Lord of the Miracles (El Senor de los Milagros)
All of October - principal days 18th, 19th & October 28th.
This procession gathers together the largest number of believers in South America. Its' origins lie in colonial times, when a slave, brought over from Angola, drew the image of a black Christ on the walls of a wretched hut at the Pachacamilla plantation, near Lima. The image stayed on the wall despite several attempts to erase it.
The image survived intact on the wall despite an earthquake in 1746 which leveled all surrounding buildings. As a result of this event, worship of the image rose to new heights, until it became the most widely venerated image in the city of Lima. The principal day of the celebration of the Lord of the Miracles is 28th October, the anniversary of the 1746 earthquake.
The procession in Lima is one of the largest annual processions in all of the Americas, where tens of thousands of the faithful dress in purple tunics, sing hymns and pray as they accompany the image. The litter which bears the painting weighs two tons and is borne on the shoulders of believers who set out on the traditional 24-hour procession from the church of Las Nazarenas, crossing downtown Lima until it reaches the church of La Merced in Barrios Altos. Around this time of year, the streets fill with vendors of a wide variety of typical dishes and sweets, such as the famous Turrón de Doña Pepa.

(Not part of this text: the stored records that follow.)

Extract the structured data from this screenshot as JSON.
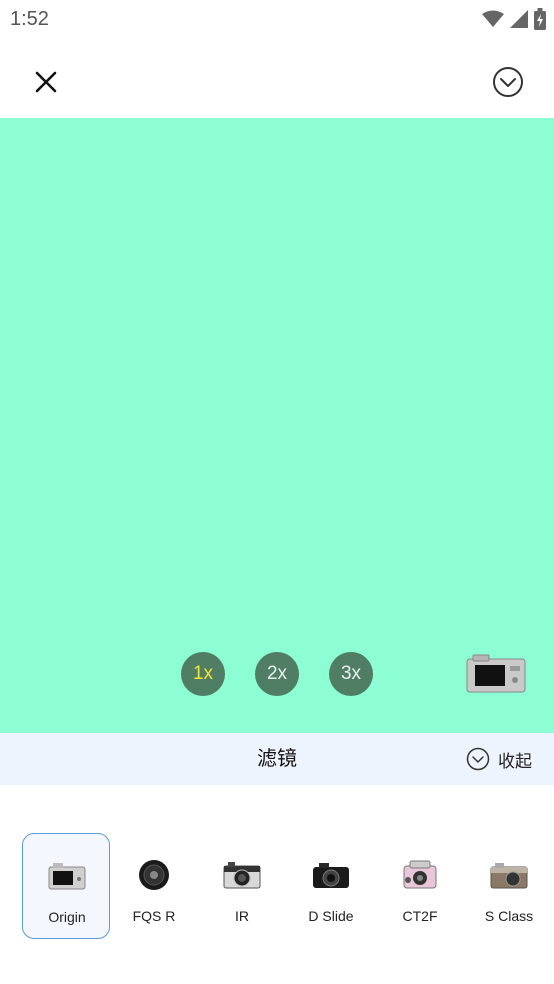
{
  "status_bar": {
    "time": "1:52",
    "icons": [
      "wifi-icon",
      "signal-icon",
      "battery-charging-icon"
    ]
  },
  "topbar": {
    "close_icon": "close-icon",
    "confirm_icon": "check-circle-icon"
  },
  "preview": {
    "background_color": "#8dfdd3",
    "zoom_options": [
      {
        "label": "1x",
        "active": true
      },
      {
        "label": "2x",
        "active": false
      },
      {
        "label": "3x",
        "active": false
      }
    ],
    "camera_thumbnail_icon": "camera-icon"
  },
  "filters": {
    "title": "滤镜",
    "collapse_label": "收起",
    "items": [
      {
        "label": "Origin",
        "selected": true,
        "icon": "camera-icon"
      },
      {
        "label": "FQS R",
        "selected": false,
        "icon": "lens-icon"
      },
      {
        "label": "IR",
        "selected": false,
        "icon": "camera-icon"
      },
      {
        "label": "D Slide",
        "selected": false,
        "icon": "camera-icon"
      },
      {
        "label": "CT2F",
        "selected": false,
        "icon": "camera-icon"
      },
      {
        "label": "S Class",
        "selected": false,
        "icon": "camera-icon"
      }
    ]
  },
  "colors": {
    "accent_border": "#5b9ee0",
    "zoom_bg": "#4f7e64",
    "zoom_active_text": "#f2e23a"
  }
}
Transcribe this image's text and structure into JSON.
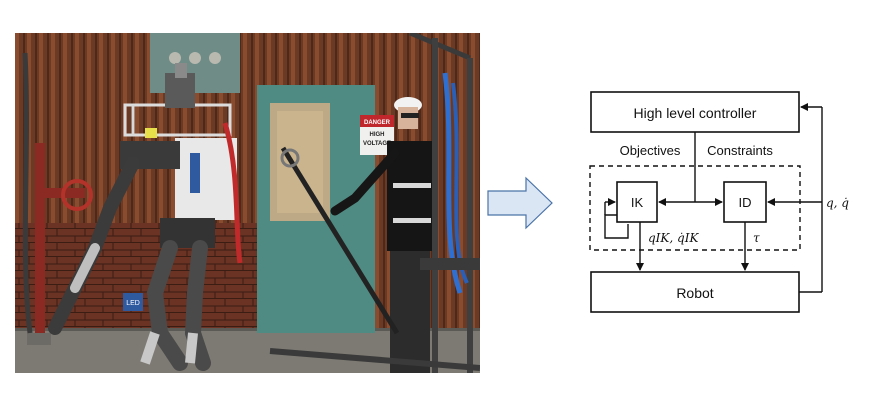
{
  "photo": {
    "sign_text_line1": "DANGER",
    "sign_text_line2": "HIGH",
    "sign_text_line3": "VOLTAGE",
    "robot_leg_text": "LED"
  },
  "arrow": {
    "fill": "#dbe6f5",
    "stroke": "#4a73a8"
  },
  "diagram": {
    "high_level_controller": "High level controller",
    "objectives": "Objectives",
    "constraints": "Constraints",
    "ik": "IK",
    "id": "ID",
    "robot": "Robot",
    "feedback_label": "q, q̇",
    "ik_output_label": "qIK, q̇IK",
    "tau_label": "τ"
  }
}
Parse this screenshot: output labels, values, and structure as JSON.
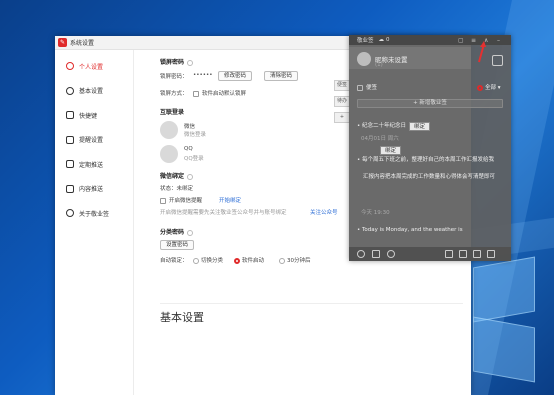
{
  "window": {
    "title": "系统设置",
    "app_icon": "app-logo-icon",
    "accent_color": "#e02a2a"
  },
  "sidebar": {
    "items": [
      {
        "label": "个人设置",
        "icon": "person-icon"
      },
      {
        "label": "基本设置",
        "icon": "settings-icon"
      },
      {
        "label": "快捷键",
        "icon": "keyboard-icon"
      },
      {
        "label": "提醒设置",
        "icon": "bell-icon"
      },
      {
        "label": "定期推送",
        "icon": "push-icon"
      },
      {
        "label": "内容推送",
        "icon": "document-icon"
      },
      {
        "label": "关于敬业签",
        "icon": "info-icon"
      }
    ]
  },
  "lock": {
    "title": "锁屏密码",
    "pwd_label": "锁屏密码：",
    "pwd_value": "••••••",
    "modify_btn": "修改密码",
    "clear_btn": "清除密码",
    "mode_label": "锁屏方式：",
    "auto_lock": "软件启动默认锁屏"
  },
  "login": {
    "title": "互联登录",
    "wechat_name": "微信",
    "wechat_status": "微信登录",
    "qq_name": "QQ",
    "qq_status": "QQ登录"
  },
  "wxbind": {
    "title": "微信绑定",
    "status": "状态：未绑定",
    "enable_label": "开启微信提醒",
    "enable_link": "开始绑定",
    "hint": "开启微信提醒需要先关注敬业签公众号并与账号绑定",
    "hint_link": "关注公众号"
  },
  "category": {
    "title": "分类密码",
    "set_btn": "设置密码",
    "autolock_label": "自动锁定：",
    "options": [
      "切换分类",
      "软件启动",
      "30分钟后"
    ]
  },
  "basic": {
    "title": "基本设置"
  },
  "note": {
    "title": "敬业签",
    "count": "0",
    "user": "昵称未设置",
    "user_sub": "(1)",
    "filter": "全部",
    "category_label": "便签",
    "new_btn": "+ 新增敬业签",
    "items": [
      {
        "text": "纪念二十年纪念日",
        "date": "04月01日 周六"
      },
      {
        "text": "每个周五下班之前，整理好自己的本周工作汇报发给我",
        "extra": "汇报内容把本周完成的工作数量和心得体会写清楚即可",
        "date": "今天 19:30"
      },
      {
        "text": "Today is Monday, and the weather is"
      }
    ],
    "bind_btn": "绑定",
    "side_tabs": [
      "便签",
      "待办"
    ]
  }
}
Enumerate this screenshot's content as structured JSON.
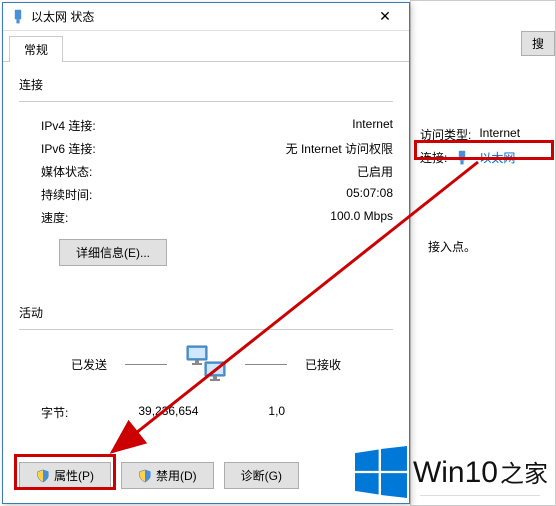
{
  "dialog": {
    "title": "以太网 状态",
    "tab_general": "常规",
    "section_connection": "连接",
    "rows": {
      "ipv4_label": "IPv4 连接:",
      "ipv4_value": "Internet",
      "ipv6_label": "IPv6 连接:",
      "ipv6_value": "无 Internet 访问权限",
      "media_label": "媒体状态:",
      "media_value": "已启用",
      "duration_label": "持续时间:",
      "duration_value": "05:07:08",
      "speed_label": "速度:",
      "speed_value": "100.0 Mbps"
    },
    "details_btn": "详细信息(E)...",
    "section_activity": "活动",
    "activity": {
      "sent": "已发送",
      "received": "已接收",
      "bytes_label": "字节:",
      "bytes_sent": "39,236,654",
      "bytes_received": "1,0"
    },
    "buttons": {
      "properties": "属性(P)",
      "disable": "禁用(D)",
      "diagnose": "诊断(G)"
    }
  },
  "background": {
    "search_btn": "搜",
    "access_type_label": "访问类型:",
    "access_type_value": "Internet",
    "connections_label": "连接:",
    "connection_link": "以太网",
    "access_point_text": "接入点。"
  },
  "watermark": {
    "brand_a": "Win",
    "brand_b": "10",
    "brand_c": "之家"
  }
}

Female followers of the Lord of the Miracles often wear purple for the entire month of October, and are easily identifiable by a purple dress, sashed with a white cord. There is a modest celebration in Cusco and a big procession in Santa Cruz, Bolivia.